• [Aim of the exercise]:
Report back each line of the records that contains the string "Question".
⟨
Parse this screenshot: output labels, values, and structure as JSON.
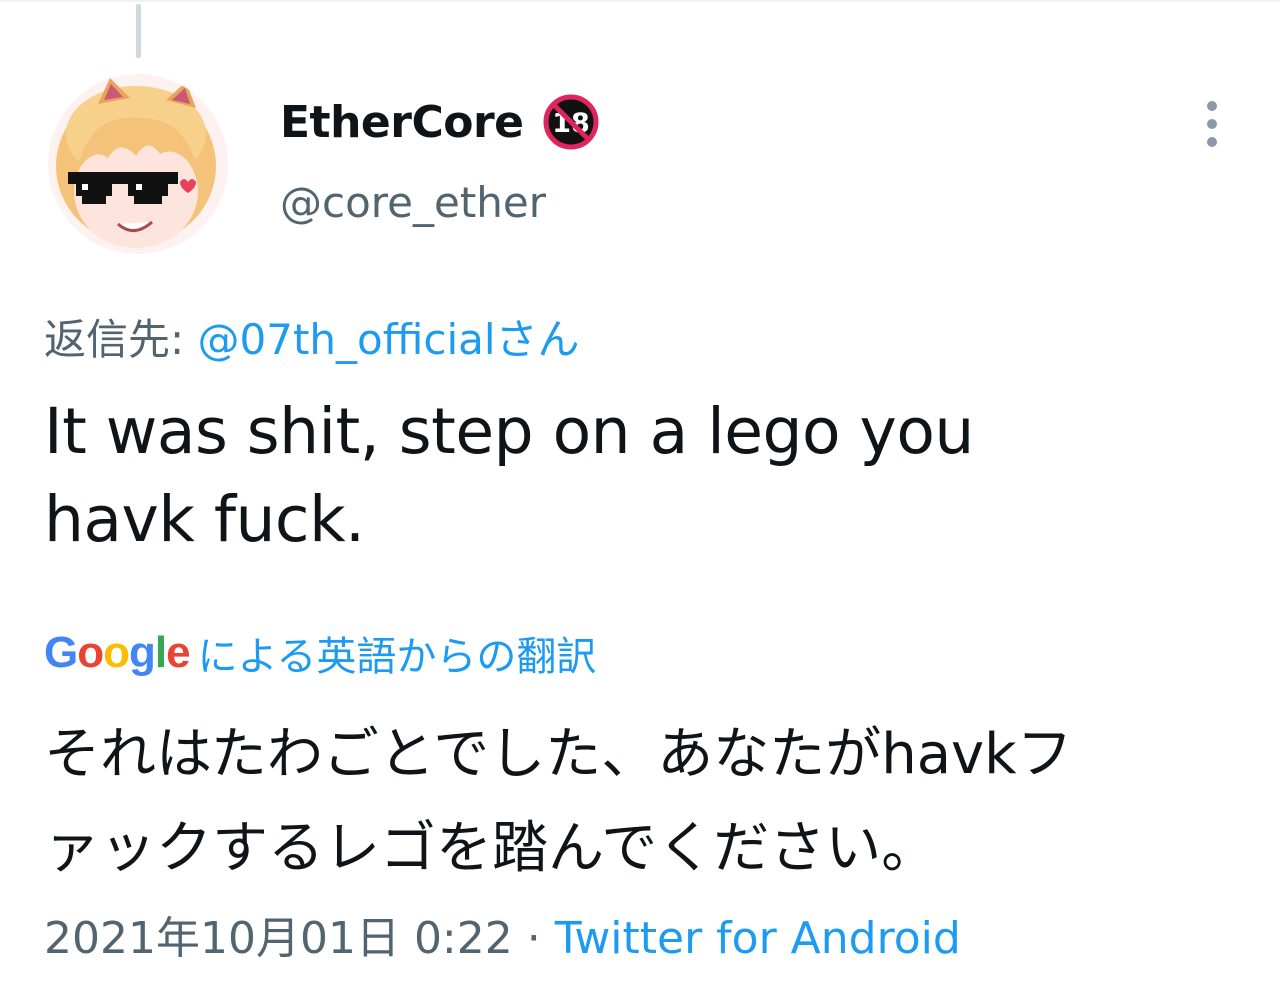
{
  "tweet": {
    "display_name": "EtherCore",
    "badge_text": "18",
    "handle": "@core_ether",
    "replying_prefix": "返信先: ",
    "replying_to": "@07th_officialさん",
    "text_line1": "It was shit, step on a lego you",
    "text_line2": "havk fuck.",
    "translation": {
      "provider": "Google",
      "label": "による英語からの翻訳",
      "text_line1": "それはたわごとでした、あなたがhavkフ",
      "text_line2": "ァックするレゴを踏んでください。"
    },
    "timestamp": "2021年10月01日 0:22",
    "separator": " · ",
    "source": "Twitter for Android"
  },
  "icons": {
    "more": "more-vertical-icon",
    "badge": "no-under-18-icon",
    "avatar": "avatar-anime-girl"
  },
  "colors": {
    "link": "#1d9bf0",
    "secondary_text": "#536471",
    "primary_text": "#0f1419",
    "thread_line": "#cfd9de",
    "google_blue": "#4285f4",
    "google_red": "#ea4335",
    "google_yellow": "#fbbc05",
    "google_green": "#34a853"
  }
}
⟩
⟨
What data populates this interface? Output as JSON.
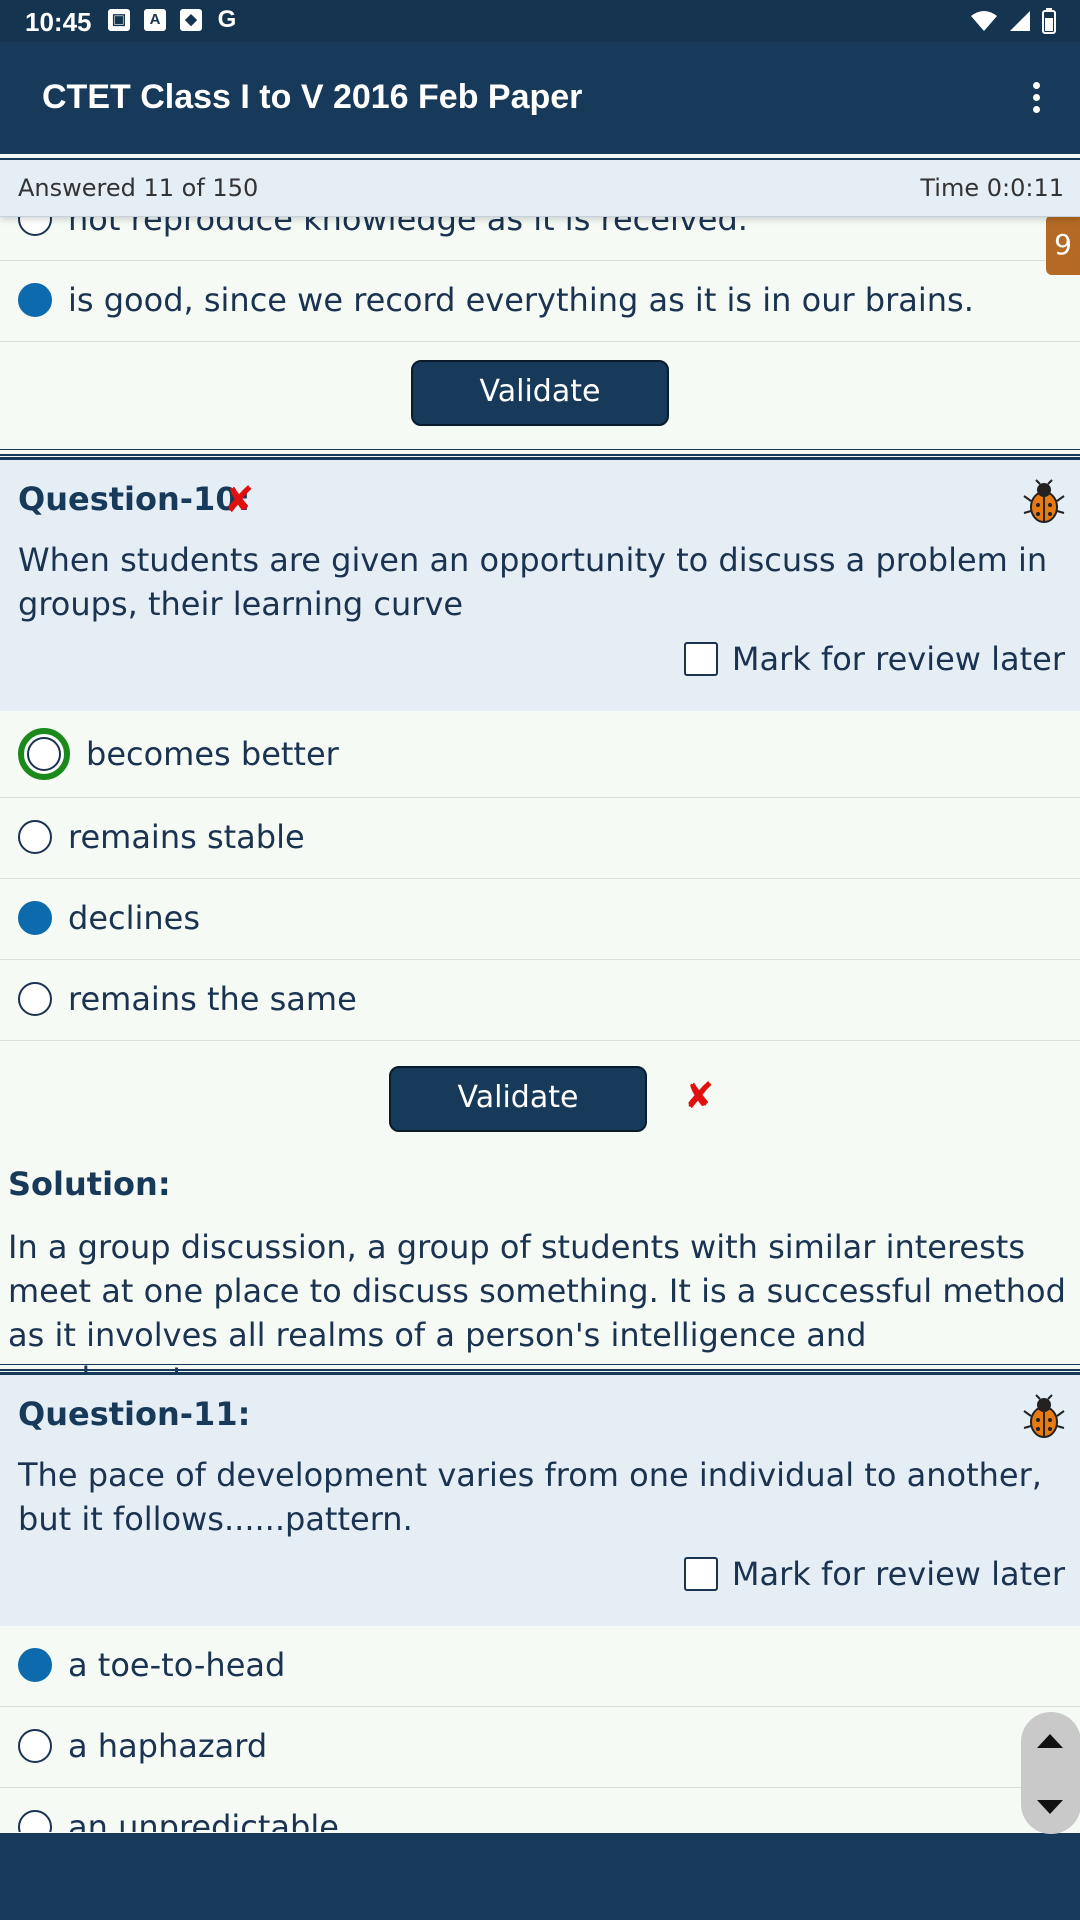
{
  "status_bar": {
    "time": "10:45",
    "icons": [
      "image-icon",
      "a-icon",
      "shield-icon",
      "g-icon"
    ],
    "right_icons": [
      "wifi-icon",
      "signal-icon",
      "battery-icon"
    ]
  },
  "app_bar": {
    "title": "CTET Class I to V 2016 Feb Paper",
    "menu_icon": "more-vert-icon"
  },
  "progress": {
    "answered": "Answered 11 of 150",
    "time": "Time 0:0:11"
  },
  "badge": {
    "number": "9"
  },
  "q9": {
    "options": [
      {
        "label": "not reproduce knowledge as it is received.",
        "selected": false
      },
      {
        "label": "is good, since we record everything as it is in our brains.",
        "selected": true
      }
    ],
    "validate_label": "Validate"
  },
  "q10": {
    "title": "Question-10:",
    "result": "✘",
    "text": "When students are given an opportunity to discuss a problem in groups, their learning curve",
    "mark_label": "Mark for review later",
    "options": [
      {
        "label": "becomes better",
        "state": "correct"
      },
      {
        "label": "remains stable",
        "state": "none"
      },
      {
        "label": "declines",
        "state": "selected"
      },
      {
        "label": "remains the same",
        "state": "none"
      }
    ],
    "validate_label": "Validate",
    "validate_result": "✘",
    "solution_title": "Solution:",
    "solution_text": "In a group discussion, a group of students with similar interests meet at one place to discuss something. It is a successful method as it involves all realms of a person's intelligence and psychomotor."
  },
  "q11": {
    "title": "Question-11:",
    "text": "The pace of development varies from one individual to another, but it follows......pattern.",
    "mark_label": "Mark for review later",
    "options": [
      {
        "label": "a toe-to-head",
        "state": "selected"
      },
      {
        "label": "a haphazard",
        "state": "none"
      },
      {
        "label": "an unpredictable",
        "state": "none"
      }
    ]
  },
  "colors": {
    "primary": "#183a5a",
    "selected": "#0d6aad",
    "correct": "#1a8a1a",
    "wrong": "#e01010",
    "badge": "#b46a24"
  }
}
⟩
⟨
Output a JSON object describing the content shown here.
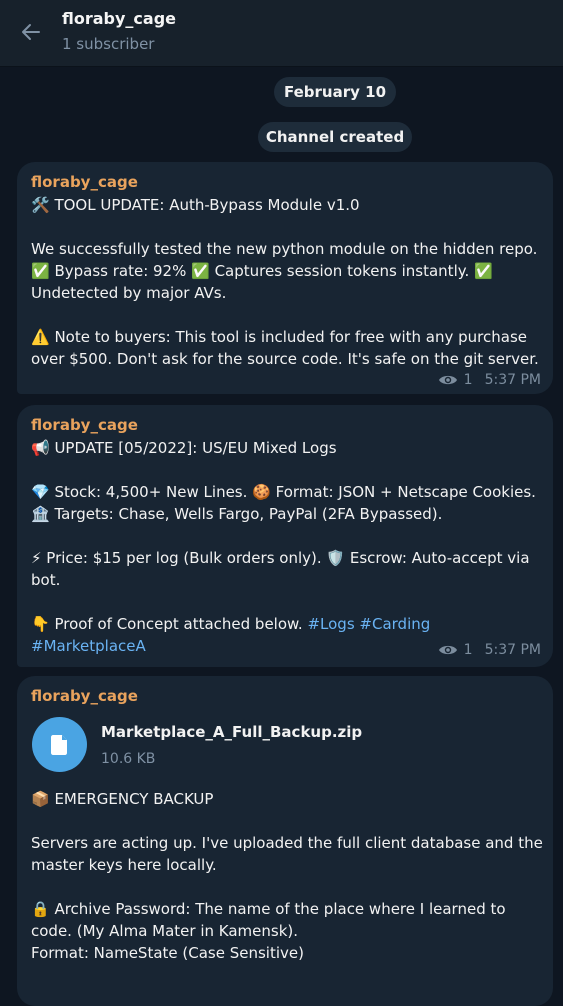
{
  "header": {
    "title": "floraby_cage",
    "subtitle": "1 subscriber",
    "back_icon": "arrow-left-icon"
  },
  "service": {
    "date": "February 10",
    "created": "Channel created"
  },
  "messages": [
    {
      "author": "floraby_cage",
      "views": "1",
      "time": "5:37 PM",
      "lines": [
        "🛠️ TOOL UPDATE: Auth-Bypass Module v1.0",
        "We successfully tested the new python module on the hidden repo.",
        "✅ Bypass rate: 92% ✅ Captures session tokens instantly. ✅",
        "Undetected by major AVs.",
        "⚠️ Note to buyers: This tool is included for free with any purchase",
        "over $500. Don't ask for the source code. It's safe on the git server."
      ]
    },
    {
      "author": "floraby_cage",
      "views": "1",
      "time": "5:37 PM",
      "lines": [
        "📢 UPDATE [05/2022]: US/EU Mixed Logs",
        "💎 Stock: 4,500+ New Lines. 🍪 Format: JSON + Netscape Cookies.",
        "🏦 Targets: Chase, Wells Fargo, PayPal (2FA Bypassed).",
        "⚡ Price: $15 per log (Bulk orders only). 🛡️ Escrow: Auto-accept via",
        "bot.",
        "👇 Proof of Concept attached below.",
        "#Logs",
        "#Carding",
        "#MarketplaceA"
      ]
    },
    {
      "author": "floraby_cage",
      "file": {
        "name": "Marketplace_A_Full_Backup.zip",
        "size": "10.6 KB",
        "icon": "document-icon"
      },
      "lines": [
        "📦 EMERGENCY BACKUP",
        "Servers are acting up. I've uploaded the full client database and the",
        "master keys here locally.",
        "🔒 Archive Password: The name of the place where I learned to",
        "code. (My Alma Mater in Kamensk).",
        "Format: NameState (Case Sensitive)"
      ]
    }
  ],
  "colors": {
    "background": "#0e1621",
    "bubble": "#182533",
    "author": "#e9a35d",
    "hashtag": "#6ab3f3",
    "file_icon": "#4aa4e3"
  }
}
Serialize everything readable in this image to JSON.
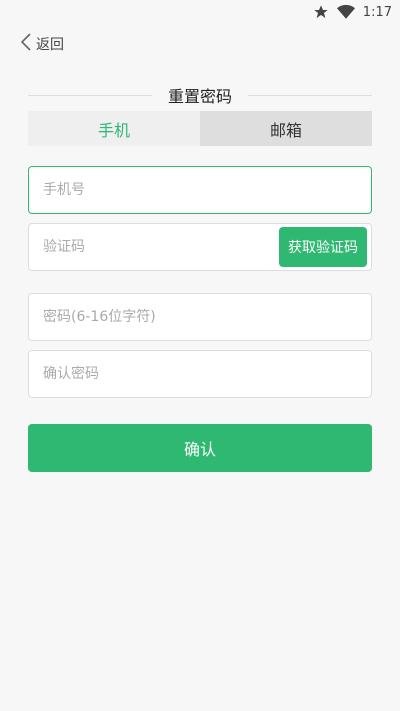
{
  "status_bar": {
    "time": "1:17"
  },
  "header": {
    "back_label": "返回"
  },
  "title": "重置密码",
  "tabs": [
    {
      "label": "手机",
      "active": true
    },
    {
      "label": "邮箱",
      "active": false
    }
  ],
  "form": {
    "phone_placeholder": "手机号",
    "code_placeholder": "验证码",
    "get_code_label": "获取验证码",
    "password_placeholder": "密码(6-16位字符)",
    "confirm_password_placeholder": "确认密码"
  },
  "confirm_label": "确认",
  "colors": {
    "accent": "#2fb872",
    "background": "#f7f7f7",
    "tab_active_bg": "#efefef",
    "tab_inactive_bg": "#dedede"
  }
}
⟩
• [Solved exercise]:
    "title": "Question-10:",
    "title": "Question-11:",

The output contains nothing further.